(SUPPLIED DATA begins)

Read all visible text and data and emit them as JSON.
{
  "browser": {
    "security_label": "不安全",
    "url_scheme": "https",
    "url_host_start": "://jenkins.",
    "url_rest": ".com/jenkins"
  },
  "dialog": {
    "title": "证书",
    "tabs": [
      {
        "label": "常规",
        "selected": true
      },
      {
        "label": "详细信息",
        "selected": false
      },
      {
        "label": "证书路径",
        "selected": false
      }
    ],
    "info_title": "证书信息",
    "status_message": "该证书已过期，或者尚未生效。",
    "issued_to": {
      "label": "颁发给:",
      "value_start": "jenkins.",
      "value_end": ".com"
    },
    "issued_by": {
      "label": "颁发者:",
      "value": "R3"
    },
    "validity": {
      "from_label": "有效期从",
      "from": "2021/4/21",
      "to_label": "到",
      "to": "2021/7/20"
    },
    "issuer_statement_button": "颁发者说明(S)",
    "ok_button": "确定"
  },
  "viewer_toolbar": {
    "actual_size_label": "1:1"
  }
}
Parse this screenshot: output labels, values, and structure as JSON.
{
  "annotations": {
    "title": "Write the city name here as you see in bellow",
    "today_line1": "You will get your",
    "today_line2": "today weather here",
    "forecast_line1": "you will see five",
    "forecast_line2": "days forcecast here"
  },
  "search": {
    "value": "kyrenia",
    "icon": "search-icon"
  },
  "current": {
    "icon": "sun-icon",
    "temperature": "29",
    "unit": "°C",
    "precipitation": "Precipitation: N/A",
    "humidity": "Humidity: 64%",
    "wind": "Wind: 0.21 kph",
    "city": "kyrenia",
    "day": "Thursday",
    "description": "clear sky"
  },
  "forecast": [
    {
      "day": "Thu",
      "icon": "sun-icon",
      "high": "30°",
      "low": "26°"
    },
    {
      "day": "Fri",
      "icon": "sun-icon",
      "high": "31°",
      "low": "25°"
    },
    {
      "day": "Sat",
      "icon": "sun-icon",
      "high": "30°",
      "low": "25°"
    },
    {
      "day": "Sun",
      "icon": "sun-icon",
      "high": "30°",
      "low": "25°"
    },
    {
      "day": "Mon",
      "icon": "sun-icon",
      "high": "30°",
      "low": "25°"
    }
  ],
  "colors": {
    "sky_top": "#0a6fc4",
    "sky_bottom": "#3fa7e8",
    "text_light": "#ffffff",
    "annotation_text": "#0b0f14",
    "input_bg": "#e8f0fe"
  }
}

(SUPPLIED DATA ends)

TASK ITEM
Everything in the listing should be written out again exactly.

SOLUTION TO THIS TASK
Read all visible text and data and emit them as JSON.
{
  "browser": {
    "security_label": "不安全",
    "url_scheme": "https",
    "url_host_start": "://jenkins.",
    "url_rest": ".com/jenkins"
  },
  "dialog": {
    "title": "证书",
    "tabs": [
      {
        "label": "常规",
        "selected": true
      },
      {
        "label": "详细信息",
        "selected": false
      },
      {
        "label": "证书路径",
        "selected": false
      }
    ],
    "info_title": "证书信息",
    "status_message": "该证书已过期，或者尚未生效。",
    "issued_to": {
      "label": "颁发给:",
      "value_start": "jenkins.",
      "value_end": ".com"
    },
    "issued_by": {
      "label": "颁发者:",
      "value": "R3"
    },
    "validity": {
      "from_label": "有效期从",
      "from": "2021/4/21",
      "to_label": "到",
      "to": "2021/7/20"
    },
    "issuer_statement_button": "颁发者说明(S)",
    "ok_button": "确定"
  },
  "viewer_toolbar": {
    "actual_size_label": "1:1"
  }
}
Parse this screenshot: output labels, values, and structure as JSON.
{
  "annotations": {
    "title": "Write the city name here as you see in bellow",
    "today_line1": "You will get your",
    "today_line2": "today weather here",
    "forecast_line1": "you will see five",
    "forecast_line2": "days forcecast here"
  },
  "search": {
    "value": "kyrenia",
    "icon": "search-icon"
  },
  "current": {
    "icon": "sun-icon",
    "temperature": "29",
    "unit": "°C",
    "precipitation": "Precipitation: N/A",
    "humidity": "Humidity: 64%",
    "wind": "Wind: 0.21 kph",
    "city": "kyrenia",
    "day": "Thursday",
    "description": "clear sky"
  },
  "forecast": [
    {
      "day": "Thu",
      "icon": "sun-icon",
      "high": "30°",
      "low": "26°"
    },
    {
      "day": "Fri",
      "icon": "sun-icon",
      "high": "31°",
      "low": "25°"
    },
    {
      "day": "Sat",
      "icon": "sun-icon",
      "high": "30°",
      "low": "25°"
    },
    {
      "day": "Sun",
      "icon": "sun-icon",
      "high": "30°",
      "low": "25°"
    },
    {
      "day": "Mon",
      "icon": "sun-icon",
      "high": "30°",
      "low": "25°"
    }
  ],
  "colors": {
    "sky_top": "#0a6fc4",
    "sky_bottom": "#3fa7e8",
    "text_light": "#ffffff",
    "annotation_text": "#0b0f14",
    "input_bg": "#e8f0fe"
  }
}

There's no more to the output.